- **PROBLEM**:
In the data below, find every line with the string "value" and pull it out.

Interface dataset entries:
══════════════════════════════
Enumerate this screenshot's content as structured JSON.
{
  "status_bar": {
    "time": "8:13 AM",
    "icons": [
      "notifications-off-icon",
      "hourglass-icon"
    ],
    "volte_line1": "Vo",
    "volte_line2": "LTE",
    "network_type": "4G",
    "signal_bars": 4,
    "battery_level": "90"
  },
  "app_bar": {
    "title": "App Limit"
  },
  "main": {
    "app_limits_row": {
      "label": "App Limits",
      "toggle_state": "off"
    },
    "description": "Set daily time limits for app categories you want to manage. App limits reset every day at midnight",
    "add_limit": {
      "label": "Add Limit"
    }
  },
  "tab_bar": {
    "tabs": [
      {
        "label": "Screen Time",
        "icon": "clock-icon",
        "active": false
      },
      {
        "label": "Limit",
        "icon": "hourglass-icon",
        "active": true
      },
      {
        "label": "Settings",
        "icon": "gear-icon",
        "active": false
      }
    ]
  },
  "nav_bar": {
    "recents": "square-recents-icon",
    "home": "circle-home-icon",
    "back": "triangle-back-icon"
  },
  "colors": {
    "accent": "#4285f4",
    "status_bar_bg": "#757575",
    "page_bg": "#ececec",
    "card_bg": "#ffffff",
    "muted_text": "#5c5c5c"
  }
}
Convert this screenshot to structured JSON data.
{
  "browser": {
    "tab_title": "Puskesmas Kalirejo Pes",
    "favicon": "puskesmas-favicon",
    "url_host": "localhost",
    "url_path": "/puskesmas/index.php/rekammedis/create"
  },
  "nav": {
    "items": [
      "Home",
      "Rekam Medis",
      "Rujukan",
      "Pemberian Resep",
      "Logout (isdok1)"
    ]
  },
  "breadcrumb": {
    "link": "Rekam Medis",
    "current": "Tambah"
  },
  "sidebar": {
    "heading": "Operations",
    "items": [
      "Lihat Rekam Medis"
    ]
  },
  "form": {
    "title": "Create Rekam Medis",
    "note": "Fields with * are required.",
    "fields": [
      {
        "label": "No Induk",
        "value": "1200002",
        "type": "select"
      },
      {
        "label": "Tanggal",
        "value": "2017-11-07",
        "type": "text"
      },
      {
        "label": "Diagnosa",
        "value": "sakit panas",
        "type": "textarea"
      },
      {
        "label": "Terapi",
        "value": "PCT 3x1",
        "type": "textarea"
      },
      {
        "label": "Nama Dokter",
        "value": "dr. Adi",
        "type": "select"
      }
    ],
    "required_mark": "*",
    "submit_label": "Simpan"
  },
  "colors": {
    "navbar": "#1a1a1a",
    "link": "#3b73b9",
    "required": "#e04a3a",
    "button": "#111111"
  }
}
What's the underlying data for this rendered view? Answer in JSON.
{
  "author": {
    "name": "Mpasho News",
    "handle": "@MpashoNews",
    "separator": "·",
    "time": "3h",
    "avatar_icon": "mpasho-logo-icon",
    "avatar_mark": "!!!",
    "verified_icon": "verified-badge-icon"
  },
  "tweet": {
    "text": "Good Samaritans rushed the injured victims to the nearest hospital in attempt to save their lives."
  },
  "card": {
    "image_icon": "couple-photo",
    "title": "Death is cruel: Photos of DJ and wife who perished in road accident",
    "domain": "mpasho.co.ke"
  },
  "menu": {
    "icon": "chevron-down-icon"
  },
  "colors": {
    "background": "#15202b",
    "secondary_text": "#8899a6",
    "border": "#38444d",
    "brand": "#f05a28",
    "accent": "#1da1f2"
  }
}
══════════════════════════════
- **RESPONSE BOX**:
        "value": "1200002",
        "value": "2017-11-07",
        "value": "sakit panas",
        "value": "PCT 3x1",
        "value": "dr. Adi",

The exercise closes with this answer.